The federal Employee Retirement Income Security Act (ERISA) regulates employer sponsored benefit plans, including health plans, and imposes strict conduct rules on plan fiduciaries. Generally, a plan fiduciary is subject to significant penalties if it fails to act for the "exclusive benefit" of plan participants.
Recently, the federal Court of Appeals for the Sixth Circuit ruled in DeLuca v. Blue Cross Blue Shield of Michigan, that Blue Cross Blue Shield of Michigan (BCBSM) was not a fiduciary when it negotiated hospital reimbursement rates for its own plans and for its self-funded health plan clients, and, therefore, there was no breach of BCBSM's duties to its self-funded plans when BCBSM negotiated more favorable rates for its own plans.
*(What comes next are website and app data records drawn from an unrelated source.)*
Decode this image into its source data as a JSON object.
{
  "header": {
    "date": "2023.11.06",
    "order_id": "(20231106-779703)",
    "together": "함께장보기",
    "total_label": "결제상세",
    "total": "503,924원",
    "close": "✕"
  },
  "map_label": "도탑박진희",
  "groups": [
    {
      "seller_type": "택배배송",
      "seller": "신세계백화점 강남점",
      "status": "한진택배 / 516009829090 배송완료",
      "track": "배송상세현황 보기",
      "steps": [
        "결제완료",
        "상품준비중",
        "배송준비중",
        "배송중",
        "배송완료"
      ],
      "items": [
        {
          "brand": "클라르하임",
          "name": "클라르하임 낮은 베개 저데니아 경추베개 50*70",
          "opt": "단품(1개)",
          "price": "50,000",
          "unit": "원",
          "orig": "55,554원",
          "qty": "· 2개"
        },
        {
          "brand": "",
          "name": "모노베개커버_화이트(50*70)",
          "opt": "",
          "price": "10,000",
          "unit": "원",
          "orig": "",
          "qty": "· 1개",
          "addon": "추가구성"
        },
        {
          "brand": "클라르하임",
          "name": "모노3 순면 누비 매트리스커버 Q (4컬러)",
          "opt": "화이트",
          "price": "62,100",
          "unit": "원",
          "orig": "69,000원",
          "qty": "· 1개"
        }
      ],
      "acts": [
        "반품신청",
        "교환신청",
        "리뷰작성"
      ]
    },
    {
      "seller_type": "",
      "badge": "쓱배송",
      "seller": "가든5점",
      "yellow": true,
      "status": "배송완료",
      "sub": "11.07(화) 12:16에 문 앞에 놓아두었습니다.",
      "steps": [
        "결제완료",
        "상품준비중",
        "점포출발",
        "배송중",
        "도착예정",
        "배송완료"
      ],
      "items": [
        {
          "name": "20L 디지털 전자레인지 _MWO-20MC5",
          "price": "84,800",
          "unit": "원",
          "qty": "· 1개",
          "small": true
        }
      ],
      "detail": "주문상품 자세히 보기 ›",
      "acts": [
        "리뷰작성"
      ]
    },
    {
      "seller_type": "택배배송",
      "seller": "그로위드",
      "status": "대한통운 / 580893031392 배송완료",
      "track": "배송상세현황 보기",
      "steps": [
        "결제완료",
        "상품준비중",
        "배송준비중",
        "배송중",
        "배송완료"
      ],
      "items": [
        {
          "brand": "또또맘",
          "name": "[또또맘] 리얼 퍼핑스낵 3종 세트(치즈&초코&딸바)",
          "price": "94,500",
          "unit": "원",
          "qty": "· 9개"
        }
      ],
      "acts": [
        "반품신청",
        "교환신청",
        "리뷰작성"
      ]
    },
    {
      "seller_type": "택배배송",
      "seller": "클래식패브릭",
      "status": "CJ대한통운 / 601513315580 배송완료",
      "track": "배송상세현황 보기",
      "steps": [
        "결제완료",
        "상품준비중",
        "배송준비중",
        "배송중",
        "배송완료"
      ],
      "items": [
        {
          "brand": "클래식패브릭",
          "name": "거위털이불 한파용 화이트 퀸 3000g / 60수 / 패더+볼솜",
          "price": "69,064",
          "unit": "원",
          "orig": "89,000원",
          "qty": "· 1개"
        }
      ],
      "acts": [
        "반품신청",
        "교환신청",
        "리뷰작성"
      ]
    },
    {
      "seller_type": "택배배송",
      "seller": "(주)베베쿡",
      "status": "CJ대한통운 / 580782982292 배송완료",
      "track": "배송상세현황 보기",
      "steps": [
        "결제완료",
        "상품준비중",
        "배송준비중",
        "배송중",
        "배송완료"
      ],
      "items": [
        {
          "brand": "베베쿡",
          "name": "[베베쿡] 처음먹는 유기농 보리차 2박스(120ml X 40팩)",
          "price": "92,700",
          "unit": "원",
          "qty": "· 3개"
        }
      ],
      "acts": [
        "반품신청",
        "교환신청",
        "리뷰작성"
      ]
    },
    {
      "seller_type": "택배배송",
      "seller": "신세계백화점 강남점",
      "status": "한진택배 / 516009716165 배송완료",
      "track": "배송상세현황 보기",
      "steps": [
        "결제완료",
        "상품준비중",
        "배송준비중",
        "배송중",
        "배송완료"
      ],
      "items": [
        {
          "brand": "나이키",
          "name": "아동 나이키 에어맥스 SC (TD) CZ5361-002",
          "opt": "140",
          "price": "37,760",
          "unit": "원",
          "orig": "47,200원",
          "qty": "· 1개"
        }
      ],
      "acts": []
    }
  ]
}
In a 2-1 decision, the Sixth Circuit acknowledged that BCBSM was an ERISA fiduciary to the extent it processed claims, but it was not a fiduciary when it negotiated rates, the latter of which, in the court's opinion, was just the exercise of a business decision. The court also noted that saddling BCBSM with a fiduciary obligation to negotiate plan-specific rates for all of its clients would undermine BCBSM's ability to negotiate favorable rates for any of its clients.